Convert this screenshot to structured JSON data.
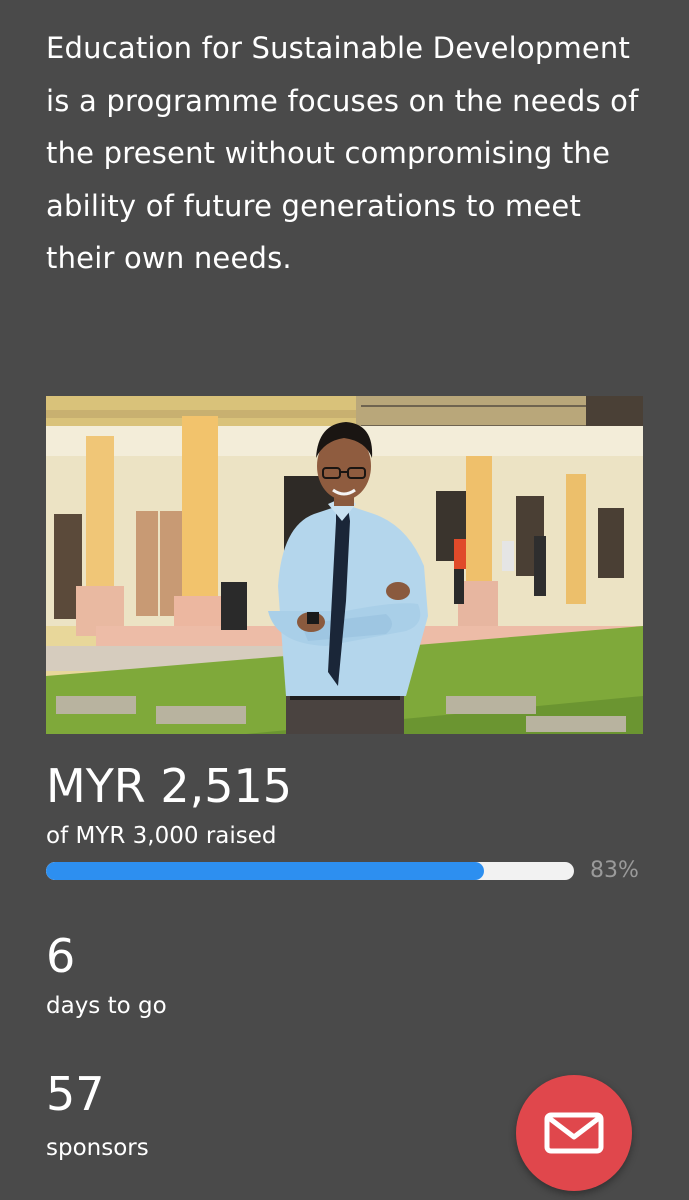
{
  "description": "Education for Sustainable Development is a programme focuses on the needs of the present without compromising the ability of future generations to meet their own needs.",
  "funding": {
    "raised": "MYR 2,515",
    "goal_text": "of MYR 3,000 raised",
    "percent_label": "83%",
    "progress_fraction": 0.83
  },
  "stats": {
    "days_value": "6",
    "days_label": "days to go",
    "sponsors_value": "57",
    "sponsors_label": "sponsors"
  },
  "colors": {
    "background": "#4a4a4a",
    "progress_fill": "#2d8ff0",
    "progress_track": "#f2f2f2",
    "fab": "#e0474c"
  },
  "icons": {
    "fab_icon": "envelope-icon"
  }
}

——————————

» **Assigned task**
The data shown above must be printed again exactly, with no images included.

» **Output for this task**
Convert this screenshot to structured JSON data.
{
  "description": "Education for Sustainable Development is a programme focuses on the needs of the present without compromising the ability of future generations to meet their own needs.",
  "funding": {
    "raised": "MYR 2,515",
    "goal_text": "of MYR 3,000 raised",
    "percent_label": "83%",
    "progress_fraction": 0.83
  },
  "stats": {
    "days_value": "6",
    "days_label": "days to go",
    "sponsors_value": "57",
    "sponsors_label": "sponsors"
  },
  "colors": {
    "background": "#4a4a4a",
    "progress_fill": "#2d8ff0",
    "progress_track": "#f2f2f2",
    "fab": "#e0474c"
  },
  "icons": {
    "fab_icon": "envelope-icon"
  }
}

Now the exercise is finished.